* [EXERCISE GOAL]:
Search the entries below for the word "Storage", then copy each line in which it is found.

* [DATA EXCERPTS]:
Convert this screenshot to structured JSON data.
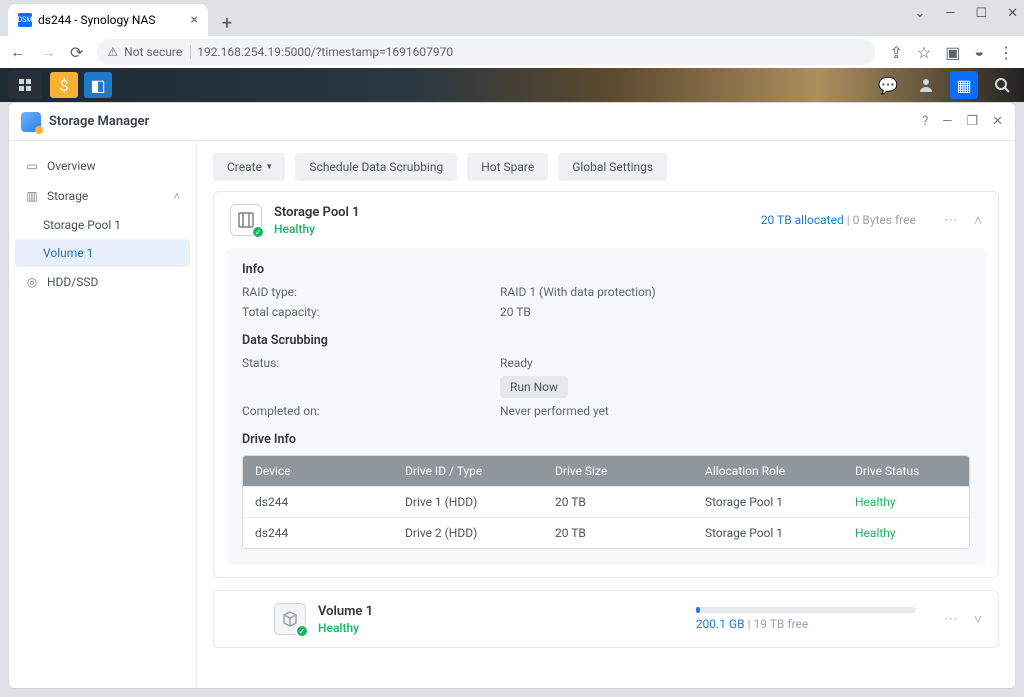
{
  "browser": {
    "tab_title": "ds244 - Synology NAS",
    "not_secure_label": "Not secure",
    "url": "192.168.254.19:5000/?timestamp=1691607970"
  },
  "window": {
    "title": "Storage Manager"
  },
  "sidebar": {
    "overview_label": "Overview",
    "storage_label": "Storage",
    "storage_pool_label": "Storage Pool 1",
    "volume_label": "Volume 1",
    "hdd_label": "HDD/SSD"
  },
  "toolbar": {
    "create_label": "Create",
    "scrub_label": "Schedule Data Scrubbing",
    "hotspare_label": "Hot Spare",
    "global_label": "Global Settings"
  },
  "pool": {
    "title": "Storage Pool 1",
    "health": "Healthy",
    "allocated": "20 TB allocated",
    "free": "0 Bytes free",
    "info_heading": "Info",
    "raid_label": "RAID type:",
    "raid_value": "RAID 1 (With data protection)",
    "capacity_label": "Total capacity:",
    "capacity_value": "20 TB",
    "scrub_heading": "Data Scrubbing",
    "status_label": "Status:",
    "status_value": "Ready",
    "run_now_label": "Run Now",
    "completed_label": "Completed on:",
    "completed_value": "Never performed yet",
    "drive_heading": "Drive Info",
    "table": {
      "headers": {
        "device": "Device",
        "id": "Drive ID / Type",
        "size": "Drive Size",
        "role": "Allocation Role",
        "status": "Drive Status"
      },
      "rows": [
        {
          "device": "ds244",
          "id": "Drive 1 (HDD)",
          "size": "20 TB",
          "role": "Storage Pool 1",
          "status": "Healthy"
        },
        {
          "device": "ds244",
          "id": "Drive 2 (HDD)",
          "size": "20 TB",
          "role": "Storage Pool 1",
          "status": "Healthy"
        }
      ]
    }
  },
  "volume": {
    "title": "Volume 1",
    "health": "Healthy",
    "used": "200.1 GB",
    "free": "19 TB free"
  }
}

* [RESULT OF THIS TASK]:
    "title": "Storage Manager"
    "storage_label": "Storage",
    "storage_pool_label": "Storage Pool 1",
    "title": "Storage Pool 1",
          "role": "Storage Pool 1",
          "role": "Storage Pool 1",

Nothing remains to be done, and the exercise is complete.